I found this explanation of Why Millennials are Leaving the Church fascinating. The author, a woman of 33, is the age of my children, and her statements ring true for me. She says what her friends want and need from the church is not about style. The typical church response when working to attract younger members of “edgier music, more casual services, a coffee shop in the fellowship hall, a pastor who wears skinny jeans, an updated Web site that includes online giving” don’t help, she says. Instead, she suggests, millennials are often drawn to high-church traditions (and she specifically mentions the Episcopal Church) when they sense the members of the church have the right substance:
We want an end to the culture wars. We want a truce between science and faith. We want to be known for what we stand for, not what we are against.
We want to ask questions that don’t have predetermined answers.
We want churches that emphasize an allegiance to the kingdom of God over an allegiance to a single political party or a single nation.
We want our LGBT friends to feel truly welcome in our faith communities.

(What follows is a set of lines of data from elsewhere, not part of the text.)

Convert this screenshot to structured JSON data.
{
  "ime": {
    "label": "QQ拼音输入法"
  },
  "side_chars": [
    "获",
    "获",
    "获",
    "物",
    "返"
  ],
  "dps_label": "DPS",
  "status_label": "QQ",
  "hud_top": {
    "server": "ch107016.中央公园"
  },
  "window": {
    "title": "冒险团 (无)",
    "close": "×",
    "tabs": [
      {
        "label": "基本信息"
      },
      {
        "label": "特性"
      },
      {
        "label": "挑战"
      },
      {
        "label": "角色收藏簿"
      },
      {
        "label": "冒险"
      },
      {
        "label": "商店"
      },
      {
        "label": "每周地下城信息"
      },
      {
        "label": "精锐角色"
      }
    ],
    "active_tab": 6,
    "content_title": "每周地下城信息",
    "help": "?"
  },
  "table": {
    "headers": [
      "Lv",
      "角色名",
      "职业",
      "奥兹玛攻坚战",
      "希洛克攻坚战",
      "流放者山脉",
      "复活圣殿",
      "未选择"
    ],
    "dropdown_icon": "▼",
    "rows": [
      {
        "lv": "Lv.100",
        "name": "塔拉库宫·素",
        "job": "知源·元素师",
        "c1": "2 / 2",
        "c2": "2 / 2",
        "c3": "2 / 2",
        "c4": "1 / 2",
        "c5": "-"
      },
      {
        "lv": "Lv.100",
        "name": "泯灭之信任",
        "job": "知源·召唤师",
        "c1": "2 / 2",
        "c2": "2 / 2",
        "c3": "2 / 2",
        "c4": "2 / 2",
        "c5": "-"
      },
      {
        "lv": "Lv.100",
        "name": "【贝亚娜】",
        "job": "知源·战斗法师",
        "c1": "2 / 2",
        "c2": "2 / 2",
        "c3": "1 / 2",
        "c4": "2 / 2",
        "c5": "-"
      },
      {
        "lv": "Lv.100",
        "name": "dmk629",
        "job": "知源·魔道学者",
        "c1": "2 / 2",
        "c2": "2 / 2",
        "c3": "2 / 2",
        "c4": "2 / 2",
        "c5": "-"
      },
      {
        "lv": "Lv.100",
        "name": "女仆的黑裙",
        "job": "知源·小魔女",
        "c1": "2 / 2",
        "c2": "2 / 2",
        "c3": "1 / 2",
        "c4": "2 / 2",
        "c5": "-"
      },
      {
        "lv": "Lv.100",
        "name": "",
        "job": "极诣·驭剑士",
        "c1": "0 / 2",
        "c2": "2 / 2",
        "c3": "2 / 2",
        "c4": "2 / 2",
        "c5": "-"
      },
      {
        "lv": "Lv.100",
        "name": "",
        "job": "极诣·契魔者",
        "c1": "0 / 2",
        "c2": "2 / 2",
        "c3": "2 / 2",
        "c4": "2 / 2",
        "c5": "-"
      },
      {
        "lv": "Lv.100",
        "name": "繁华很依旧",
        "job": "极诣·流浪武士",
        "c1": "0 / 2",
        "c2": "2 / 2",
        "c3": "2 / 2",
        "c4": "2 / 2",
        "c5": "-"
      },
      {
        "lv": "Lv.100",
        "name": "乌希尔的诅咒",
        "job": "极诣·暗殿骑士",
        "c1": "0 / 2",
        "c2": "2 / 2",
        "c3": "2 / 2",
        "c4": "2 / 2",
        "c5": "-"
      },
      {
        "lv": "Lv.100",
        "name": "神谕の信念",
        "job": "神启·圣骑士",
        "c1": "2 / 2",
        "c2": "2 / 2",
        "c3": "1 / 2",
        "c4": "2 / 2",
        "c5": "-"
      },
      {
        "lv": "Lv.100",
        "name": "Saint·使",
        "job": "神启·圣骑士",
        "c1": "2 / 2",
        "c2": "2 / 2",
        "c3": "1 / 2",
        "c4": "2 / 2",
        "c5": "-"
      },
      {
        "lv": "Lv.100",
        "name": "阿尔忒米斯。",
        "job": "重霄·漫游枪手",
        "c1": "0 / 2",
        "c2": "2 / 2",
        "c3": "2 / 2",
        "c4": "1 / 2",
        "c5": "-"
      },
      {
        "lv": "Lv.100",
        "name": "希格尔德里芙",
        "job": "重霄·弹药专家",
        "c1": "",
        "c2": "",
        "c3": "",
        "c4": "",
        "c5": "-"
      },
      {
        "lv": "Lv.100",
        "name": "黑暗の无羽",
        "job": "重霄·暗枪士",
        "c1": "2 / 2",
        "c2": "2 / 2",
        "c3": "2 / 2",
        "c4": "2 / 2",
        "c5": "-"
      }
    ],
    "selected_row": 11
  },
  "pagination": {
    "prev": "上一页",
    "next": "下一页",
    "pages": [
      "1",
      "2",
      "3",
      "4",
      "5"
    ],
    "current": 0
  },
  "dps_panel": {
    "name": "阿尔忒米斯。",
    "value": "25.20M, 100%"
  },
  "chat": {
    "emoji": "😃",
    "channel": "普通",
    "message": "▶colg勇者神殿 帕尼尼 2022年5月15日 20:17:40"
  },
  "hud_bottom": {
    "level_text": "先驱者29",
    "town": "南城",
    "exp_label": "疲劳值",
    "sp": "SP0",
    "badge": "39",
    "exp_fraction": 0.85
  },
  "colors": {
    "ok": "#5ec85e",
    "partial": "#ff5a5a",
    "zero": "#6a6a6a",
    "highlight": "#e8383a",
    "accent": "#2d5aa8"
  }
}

We want to be challenged to live lives of holiness, not only when it comes to sex, but also when it comes to living simply, caring for the poor and oppressed, pursuing reconciliation, engaging in creation care and becoming peacemakers.
You can’t hand us a latte and then go about business as usual and expect us to stick around. We’re not leaving the church because we don’t find the cool factor there; we’re leaving the church because we don’t find Jesus there.
I hear much in her words that encourages me and much that convicts me. How about you?